Feinstein is a good storyteller, and this book is full of good stories. By focusing on seven players, an umpire, and a manager, Feinstein shows that being at a level just below the majors can have a variety of effects on different people. Some seem to know they are just going to be called up for a cup of coffee in the show, while others have tasted big league glory (Nate McLouth) only to lose it and then find it again. Feinstein talks about the Durham Bulls of Bull Durham movie fame, and the current team – which was managed in 2012 by Charlie Montoyo playing in a state-of-the-art minor league stadium that didn’t bear any resemblance to the ramshackle yet lovable field of the 1980s. He also sprinkles in cameos by players on the way up (Bryce Harper) and players on the way down (Mark Prior).
“Skip wants to see you,” can be the best words a AAA minor-leaguer hears, or the worst…depending on whether a player is being called up or released. This book is full of “Skip wants to see you” moments.
Here’s how the book ends.
“I know I’m going to walk into the clubhouse and there will be a locker with my name on it and a uniform,” Elarton said just before heading south and east once again. “I’m still a baseball player. Honestly, I can’t think of anything much better than that.”…Before they take off their uniforms for the final time, they find out a truth that was eloquently captured in the words of longtime pitcher Jim Bouton in the closing words of his seminal book, Ball Four.
“You see,” Bouton wrote, “you spend a good piece of your life gripping a baseball and in the end it turns out that it was the other way around all the time.”

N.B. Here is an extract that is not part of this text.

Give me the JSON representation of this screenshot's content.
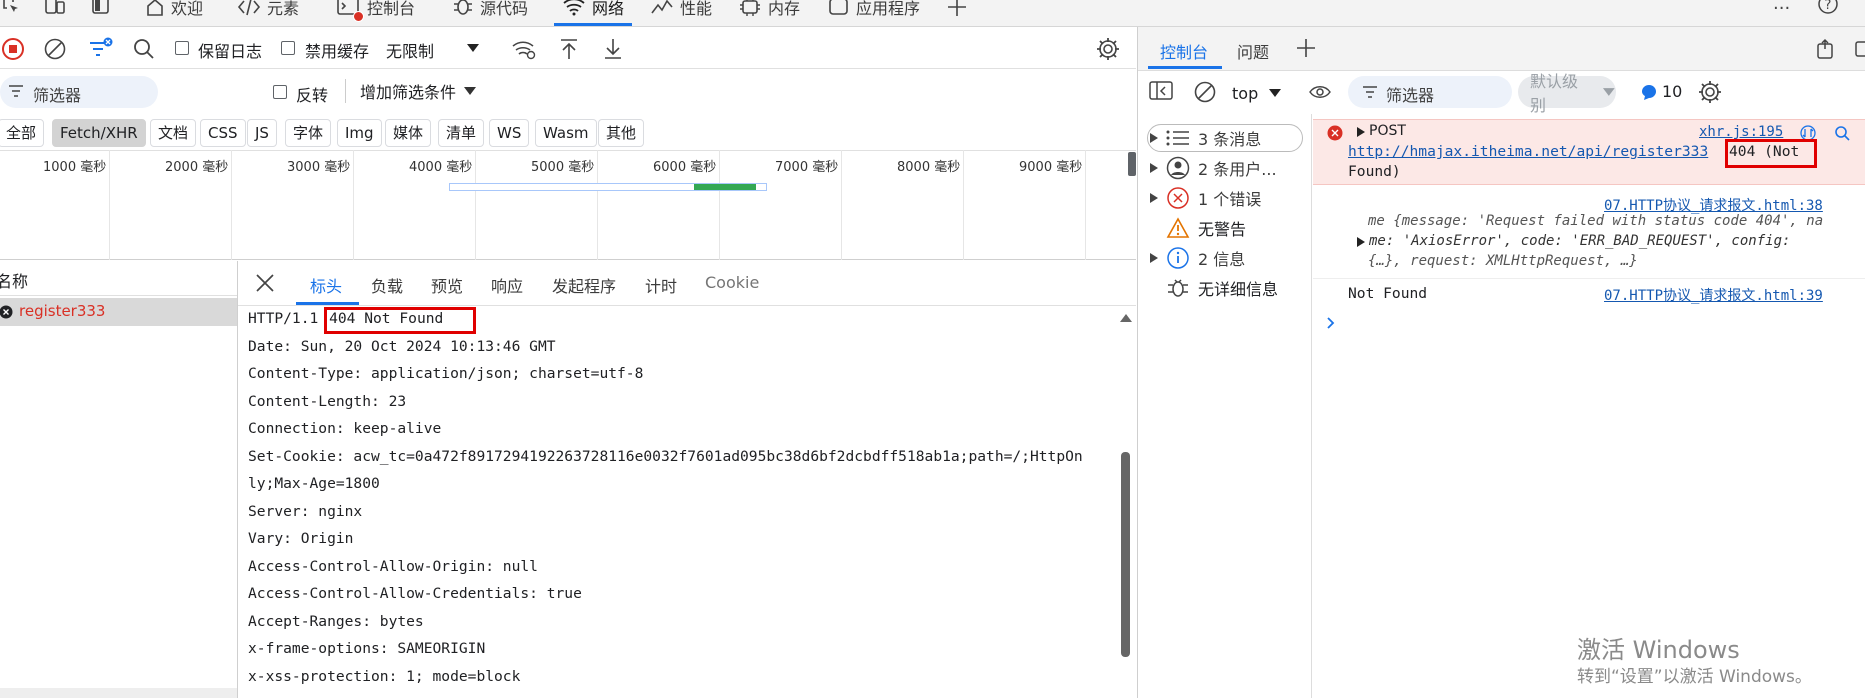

Truer words were never written.
Let’s play ball!
More to come…